Beakanyang, URR authorities discuss disable women involvement in climate change adaptation

Monday, April 29, 2019

Officials of human rights group Beakanyang, Friday met with Upper River Region (URR) authorities in Basse where they discussed the involvement of disabled women in climate change adaptation.

Speaking at the governor’s office in Mansajang Kunda, executive director of Beakanyang Nfamara Jawneh said disabled women are vulnerable to the effects of climate change, saying the plight of persons with disabilities especially women is in most cases ignored and not considered in climate change programmes. “As such, they continue to remain side-lined in relevant matters that even affect their lives.”
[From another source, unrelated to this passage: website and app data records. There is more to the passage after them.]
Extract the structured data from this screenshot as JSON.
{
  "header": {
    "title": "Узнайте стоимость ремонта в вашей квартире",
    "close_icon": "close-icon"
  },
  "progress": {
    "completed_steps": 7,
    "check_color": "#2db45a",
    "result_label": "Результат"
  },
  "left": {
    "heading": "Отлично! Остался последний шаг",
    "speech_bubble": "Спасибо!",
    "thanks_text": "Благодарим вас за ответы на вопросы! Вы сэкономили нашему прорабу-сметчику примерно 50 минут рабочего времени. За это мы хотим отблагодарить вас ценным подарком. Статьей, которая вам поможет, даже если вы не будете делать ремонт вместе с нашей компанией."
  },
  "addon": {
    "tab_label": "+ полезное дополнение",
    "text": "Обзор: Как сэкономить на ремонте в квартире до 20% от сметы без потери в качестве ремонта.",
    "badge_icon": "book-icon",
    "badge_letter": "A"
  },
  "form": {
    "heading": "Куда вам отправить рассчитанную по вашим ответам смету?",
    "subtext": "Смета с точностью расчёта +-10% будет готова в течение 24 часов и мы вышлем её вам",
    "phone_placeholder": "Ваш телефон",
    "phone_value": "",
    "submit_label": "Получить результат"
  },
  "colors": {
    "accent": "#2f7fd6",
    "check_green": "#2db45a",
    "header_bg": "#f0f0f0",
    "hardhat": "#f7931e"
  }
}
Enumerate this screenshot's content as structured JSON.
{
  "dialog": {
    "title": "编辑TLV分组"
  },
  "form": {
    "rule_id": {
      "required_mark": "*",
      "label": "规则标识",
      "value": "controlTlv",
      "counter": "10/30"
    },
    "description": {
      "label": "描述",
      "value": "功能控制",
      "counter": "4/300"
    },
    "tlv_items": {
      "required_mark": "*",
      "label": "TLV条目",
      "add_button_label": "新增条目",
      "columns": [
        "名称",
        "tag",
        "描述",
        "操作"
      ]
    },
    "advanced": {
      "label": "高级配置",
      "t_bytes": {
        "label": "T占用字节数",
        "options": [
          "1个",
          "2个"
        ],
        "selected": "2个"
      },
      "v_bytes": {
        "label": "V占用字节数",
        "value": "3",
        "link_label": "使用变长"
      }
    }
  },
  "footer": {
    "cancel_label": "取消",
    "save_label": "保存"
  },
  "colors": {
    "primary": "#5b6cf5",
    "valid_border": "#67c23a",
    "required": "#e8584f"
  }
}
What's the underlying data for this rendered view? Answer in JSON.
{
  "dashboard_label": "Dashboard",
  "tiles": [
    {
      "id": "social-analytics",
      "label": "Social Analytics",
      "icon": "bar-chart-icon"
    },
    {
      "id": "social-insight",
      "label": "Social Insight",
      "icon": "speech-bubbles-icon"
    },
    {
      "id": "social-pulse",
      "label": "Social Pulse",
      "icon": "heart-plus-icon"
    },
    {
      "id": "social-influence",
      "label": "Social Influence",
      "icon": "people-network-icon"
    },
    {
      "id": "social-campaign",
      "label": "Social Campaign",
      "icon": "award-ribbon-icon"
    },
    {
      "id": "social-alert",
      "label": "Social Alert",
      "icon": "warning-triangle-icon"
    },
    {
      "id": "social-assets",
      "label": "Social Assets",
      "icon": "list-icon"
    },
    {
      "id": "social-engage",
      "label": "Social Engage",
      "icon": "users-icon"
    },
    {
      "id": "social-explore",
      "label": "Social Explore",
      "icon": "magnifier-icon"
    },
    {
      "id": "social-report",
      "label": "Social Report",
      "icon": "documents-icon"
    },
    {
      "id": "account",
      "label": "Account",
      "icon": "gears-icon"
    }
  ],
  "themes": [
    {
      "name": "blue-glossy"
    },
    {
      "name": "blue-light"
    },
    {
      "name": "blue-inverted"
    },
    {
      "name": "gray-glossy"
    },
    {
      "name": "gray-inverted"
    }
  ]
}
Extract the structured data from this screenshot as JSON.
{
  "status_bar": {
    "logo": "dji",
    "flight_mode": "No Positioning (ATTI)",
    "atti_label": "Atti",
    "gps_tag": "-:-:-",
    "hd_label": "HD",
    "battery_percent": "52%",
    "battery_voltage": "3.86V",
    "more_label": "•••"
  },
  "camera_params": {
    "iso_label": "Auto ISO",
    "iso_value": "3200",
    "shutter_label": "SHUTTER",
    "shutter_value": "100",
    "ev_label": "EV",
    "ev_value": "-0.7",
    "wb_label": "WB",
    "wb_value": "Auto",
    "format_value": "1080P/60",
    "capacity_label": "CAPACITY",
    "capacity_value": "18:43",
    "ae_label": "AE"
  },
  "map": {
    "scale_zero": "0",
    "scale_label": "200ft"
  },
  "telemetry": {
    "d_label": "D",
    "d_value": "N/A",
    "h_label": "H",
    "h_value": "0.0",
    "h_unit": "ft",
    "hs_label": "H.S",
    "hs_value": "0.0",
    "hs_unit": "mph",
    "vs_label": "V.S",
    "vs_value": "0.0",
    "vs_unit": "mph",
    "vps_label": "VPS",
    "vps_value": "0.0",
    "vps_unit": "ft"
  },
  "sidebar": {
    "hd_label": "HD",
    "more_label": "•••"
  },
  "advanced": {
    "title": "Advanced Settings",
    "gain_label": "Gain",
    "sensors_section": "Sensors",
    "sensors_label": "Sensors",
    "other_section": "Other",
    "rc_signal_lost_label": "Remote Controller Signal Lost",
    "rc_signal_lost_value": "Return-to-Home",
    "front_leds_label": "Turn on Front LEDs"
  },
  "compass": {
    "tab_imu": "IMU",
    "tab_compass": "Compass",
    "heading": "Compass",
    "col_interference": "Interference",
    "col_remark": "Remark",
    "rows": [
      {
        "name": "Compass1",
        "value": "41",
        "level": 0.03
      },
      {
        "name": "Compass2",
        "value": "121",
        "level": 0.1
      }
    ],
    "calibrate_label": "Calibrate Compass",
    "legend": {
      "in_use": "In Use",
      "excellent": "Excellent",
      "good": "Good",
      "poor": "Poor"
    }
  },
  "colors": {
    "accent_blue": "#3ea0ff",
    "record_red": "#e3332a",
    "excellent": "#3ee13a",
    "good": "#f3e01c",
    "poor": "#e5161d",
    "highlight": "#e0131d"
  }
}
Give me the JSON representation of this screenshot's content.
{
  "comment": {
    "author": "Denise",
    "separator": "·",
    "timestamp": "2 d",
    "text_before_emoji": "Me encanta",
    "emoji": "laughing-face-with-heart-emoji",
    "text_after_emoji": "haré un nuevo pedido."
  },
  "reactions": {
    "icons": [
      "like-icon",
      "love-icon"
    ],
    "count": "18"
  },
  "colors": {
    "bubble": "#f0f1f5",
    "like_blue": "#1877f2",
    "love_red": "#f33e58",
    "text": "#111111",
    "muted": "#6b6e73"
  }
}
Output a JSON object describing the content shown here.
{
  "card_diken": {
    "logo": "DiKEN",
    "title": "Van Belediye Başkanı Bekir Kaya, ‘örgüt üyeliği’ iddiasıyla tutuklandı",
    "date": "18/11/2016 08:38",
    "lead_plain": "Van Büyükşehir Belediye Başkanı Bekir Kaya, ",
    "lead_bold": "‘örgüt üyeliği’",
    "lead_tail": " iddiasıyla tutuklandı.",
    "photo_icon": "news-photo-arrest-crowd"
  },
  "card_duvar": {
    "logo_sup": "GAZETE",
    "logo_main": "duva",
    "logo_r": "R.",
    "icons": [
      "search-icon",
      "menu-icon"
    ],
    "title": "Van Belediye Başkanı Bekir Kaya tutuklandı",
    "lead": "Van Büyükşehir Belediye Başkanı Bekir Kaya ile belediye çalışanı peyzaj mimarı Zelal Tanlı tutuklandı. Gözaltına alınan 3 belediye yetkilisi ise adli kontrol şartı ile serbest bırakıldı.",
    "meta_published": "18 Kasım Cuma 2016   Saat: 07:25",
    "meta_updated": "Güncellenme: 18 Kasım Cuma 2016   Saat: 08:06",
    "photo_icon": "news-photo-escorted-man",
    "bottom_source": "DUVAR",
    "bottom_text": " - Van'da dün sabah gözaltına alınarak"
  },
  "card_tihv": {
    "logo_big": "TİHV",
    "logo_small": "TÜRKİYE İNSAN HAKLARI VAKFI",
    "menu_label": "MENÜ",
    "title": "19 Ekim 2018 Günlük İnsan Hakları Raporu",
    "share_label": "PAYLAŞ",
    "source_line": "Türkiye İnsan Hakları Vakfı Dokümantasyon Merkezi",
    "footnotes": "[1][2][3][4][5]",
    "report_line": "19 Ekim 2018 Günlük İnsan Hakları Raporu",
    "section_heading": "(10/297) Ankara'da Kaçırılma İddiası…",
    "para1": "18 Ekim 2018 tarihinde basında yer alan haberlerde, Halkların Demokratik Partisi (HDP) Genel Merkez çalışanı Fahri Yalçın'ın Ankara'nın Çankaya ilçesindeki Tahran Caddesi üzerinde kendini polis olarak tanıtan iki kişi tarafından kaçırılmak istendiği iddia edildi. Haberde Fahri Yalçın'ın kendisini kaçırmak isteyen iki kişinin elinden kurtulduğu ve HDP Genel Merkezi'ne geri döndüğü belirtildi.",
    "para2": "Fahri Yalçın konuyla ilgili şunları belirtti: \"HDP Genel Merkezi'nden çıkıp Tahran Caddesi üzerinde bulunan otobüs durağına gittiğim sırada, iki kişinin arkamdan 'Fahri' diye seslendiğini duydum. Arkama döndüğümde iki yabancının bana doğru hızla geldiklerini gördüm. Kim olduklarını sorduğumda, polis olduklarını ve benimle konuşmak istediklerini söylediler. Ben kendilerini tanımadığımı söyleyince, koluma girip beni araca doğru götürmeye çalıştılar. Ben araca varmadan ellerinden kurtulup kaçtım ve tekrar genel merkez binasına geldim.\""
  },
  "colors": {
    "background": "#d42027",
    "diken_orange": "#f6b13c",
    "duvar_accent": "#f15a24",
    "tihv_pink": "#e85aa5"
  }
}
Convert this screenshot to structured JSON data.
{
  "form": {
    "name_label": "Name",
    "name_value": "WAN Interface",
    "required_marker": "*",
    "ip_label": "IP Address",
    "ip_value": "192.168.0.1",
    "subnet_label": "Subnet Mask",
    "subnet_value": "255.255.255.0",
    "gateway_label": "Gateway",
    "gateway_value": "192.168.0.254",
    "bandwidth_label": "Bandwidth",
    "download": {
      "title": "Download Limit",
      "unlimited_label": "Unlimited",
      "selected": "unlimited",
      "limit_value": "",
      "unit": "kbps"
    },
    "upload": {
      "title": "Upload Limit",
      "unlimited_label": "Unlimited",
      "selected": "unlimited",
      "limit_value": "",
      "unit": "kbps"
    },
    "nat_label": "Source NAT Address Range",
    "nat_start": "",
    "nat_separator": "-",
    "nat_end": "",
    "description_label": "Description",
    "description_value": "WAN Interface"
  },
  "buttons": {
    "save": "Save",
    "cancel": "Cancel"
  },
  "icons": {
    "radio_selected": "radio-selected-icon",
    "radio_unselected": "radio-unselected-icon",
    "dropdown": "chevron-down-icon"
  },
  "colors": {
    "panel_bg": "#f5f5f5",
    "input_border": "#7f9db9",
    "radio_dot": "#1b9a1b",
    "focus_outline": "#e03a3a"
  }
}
Mr. Jawuneh said there are many persons with disabilities in URR, mainly the visual impairments, physical disabilities and those with hearing impairments. He said that is why there is need to develop innovative ways to communicate climate information and knowledge to them.

“Persons with disabilities are part and parcel of the society and we cannot afford to live them behind,” he emphasized.

Deputy Governor Samba Bah acknowledged that persons with disabilities are sometimes neglected in development programmes, saying they are people with great ideas that when utilised could make great impact in the society.

Mr. Bah commanded Beakanyang for its work in the region and the country as a whole while assuring the delegation of their continued support at all time.

The meeting also discussed the political and caste conflicts in various parts of the region which show authorities and participants’ pledge to roll of reconciliation activities in the region in coming months to promote political tolerance and pluralism.

In another meeting at Kabakama, Alkalo Fatou Danso applauded Beakanyang for considering vulnerable people in society especially women with disabilities in climate change adaptation.

According to her, when climate change related disasters occur, vulnerable persons especially persons with disabilities suffer the most.  “During a heavy flood last year,

a woman lost her child in this community. We have been experiencing serious flooding here,” she lamented.

Fanding Barrow, a board member of Beakanyang said in The Gambia, women with disabilities face many challenges in accessing available economic opportunities mainly due to their limited literacy, access to and control over resources, low levels of access to networks and people who can assist and support and greater vulnerability to sexual exploitation and abuse.

He said even though The Gambian constitution calls for equality between both men and women in the country, women especially those with disabilities continue to lack behind in almost all spheres of development including climate change discussions.

He reaffirmed his organisation’s commitment to continue working with other partners and stakeholders to ensure that persons with disabilities are fully involved in climate change adaptation and mitigation intervention programmes especially at community level.